Today, however, international support for Israel is moving from an immediate, emotional base to a more rational and longer-term approach. Put differently, donors are moving away from “charity” and toward “philanthropy.” While these terms are often used interchangeably, understanding the differences between the two is crucial for donors who want to have an impact and for organizations looking to maximize their donations.
Rather than donating to the amorphous “State of Israel,” donors are becoming increasingly focused, specific and businesslike: they know where and why they want to donate, and they have a vision for what their money will achieve. Donations require a business plan that consists of a vision, careful planning, steps for implementation and – critically – a clear description of their return on investment in the form of what their money will create. Donors seek partnership, transparency and, most of all, efficiency.
At the same time, though, Israelis face considerable barriers to philanthropy. A comprehensive survey performed by the Israeli Central Bureau of Statistics shows that Israeli corporations do little to support NGOs and nonprofits: 70 percent of Israeli donations are small sums from individual households and families, while only 27% of donations come from businesses. What’s more, 6.7% of income at NGOs and nonprofits comes from abroad – probably from Jews in Canada and the US – compared to only 4.7% from Israeli sources. According to OECD data, Israeli philanthropic donations in relation to GDP are 0.6%, compared to 1.7% in the US.

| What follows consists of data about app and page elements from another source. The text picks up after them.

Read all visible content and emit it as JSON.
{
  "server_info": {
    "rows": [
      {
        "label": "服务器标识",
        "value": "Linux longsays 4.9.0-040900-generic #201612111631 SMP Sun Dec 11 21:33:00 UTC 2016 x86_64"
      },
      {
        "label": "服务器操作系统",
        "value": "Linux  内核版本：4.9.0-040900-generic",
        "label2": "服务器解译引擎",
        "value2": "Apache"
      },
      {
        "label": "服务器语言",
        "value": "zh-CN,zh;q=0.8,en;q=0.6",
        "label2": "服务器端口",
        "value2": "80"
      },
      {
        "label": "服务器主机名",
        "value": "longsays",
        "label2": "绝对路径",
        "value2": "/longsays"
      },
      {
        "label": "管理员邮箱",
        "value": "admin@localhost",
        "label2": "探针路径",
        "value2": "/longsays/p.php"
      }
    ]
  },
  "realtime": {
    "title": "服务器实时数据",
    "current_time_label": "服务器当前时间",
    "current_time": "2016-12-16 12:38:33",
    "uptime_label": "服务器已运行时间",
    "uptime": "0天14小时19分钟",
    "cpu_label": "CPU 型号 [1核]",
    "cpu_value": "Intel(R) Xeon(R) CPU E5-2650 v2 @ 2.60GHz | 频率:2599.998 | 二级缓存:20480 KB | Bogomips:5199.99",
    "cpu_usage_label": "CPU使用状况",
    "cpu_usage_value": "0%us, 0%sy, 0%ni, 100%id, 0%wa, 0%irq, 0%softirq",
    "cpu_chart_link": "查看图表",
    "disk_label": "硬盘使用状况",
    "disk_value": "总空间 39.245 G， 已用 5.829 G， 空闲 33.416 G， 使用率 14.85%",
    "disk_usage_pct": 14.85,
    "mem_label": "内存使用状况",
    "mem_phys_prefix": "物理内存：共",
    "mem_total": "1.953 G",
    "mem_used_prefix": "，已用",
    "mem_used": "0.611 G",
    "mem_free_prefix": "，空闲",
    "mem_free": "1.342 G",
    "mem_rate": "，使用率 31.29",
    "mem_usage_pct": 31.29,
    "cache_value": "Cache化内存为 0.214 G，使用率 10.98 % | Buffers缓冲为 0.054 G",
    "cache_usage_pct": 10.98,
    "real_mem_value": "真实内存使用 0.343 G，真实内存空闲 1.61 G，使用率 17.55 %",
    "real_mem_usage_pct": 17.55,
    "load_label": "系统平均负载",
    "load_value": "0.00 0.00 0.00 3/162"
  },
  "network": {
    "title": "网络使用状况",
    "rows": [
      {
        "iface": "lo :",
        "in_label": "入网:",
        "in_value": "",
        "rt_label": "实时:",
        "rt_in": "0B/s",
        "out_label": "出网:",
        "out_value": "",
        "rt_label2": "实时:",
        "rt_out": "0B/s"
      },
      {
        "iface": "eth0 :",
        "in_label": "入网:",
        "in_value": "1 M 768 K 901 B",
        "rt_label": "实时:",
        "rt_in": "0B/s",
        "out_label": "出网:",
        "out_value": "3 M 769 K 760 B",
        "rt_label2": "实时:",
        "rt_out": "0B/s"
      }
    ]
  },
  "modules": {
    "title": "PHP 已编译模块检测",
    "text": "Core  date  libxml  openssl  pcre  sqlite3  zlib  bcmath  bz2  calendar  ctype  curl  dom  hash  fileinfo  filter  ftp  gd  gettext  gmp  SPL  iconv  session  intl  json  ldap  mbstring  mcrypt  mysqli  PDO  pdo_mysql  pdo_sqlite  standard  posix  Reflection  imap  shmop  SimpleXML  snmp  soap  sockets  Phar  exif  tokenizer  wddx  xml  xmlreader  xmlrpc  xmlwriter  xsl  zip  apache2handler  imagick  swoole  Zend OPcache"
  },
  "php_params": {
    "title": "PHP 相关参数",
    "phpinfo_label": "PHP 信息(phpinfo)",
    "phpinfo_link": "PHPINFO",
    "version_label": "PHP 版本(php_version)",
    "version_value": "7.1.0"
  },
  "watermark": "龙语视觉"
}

Clearly, we need to break down these barriers, not only within Israel but between potential Israeli philanthropists and business leaders and those from abroad.
And the best way to do that is to create partnerships and joint projects between the two of them. As an Israeli fundraising professional, with decades of experience promoting Israeli causes in North America, I firmly believe that Israeli donors and their North American counterparts are much more likely to give – and likely to give more – if they perceive their contributions as part of a joint venture.
As an example, take the success story of the Institute for Medical Research Israel-Canada (IMRIC) at the Hebrew University. Six years ago, the Canadian Friends of the Hebrew University of Jerusalem (CFHU) developed a clear business plan with the goal of raising $50 million for the institute. To do so, we aligned with Canadian universities, provincial governments, and medical institutions to create innovative scientific and academic partnerships between Israeli and Canadian researchers. To date, we have developed 17 research partnerships, with donors passionate about medical issues such as cancer, fetal alcohol spectrum disorder, Alzheimer’s disease or vision impairment acting as strong champions to enable joint work.
There’s no reason this approach can’t be broadened to include Israeli partners. I work with dozens of Canadian philanthropists, the majority of whom would welcome collaborating with Israeli businesses and philanthropists – some are actively seeking partners to help realize their dreams for the country and its citizens, and to reduce reliance on government aid. In fact, I’d argue that this approach is the future of Israel’s philanthropic future. To thrive, Israel-based nonprofits will need to look beyond charity to building national and international partnerships between donors and organizations with similar goals.
And what are those goals? Today’s donors are not only interested in tax breaks or perpetuating a legacy – although these are still important. The true reason that donors support Israel is because they want to bring about social change and realize a particular vision for the country’s future. And they are willing to invest when they can partner in a specific and targeted project with clearly delineated goals and results.
Israeli nonprofits and NGOs would benefit from understanding and acting on the changing face of giving, not only to attract and retain investment from abroad, but to tap into a underdeveloped resource source with enormous potential – its own citizens and corporations.
The writer is president and CEO of The Canadian Friends of the Hebrew University of Jerusalem.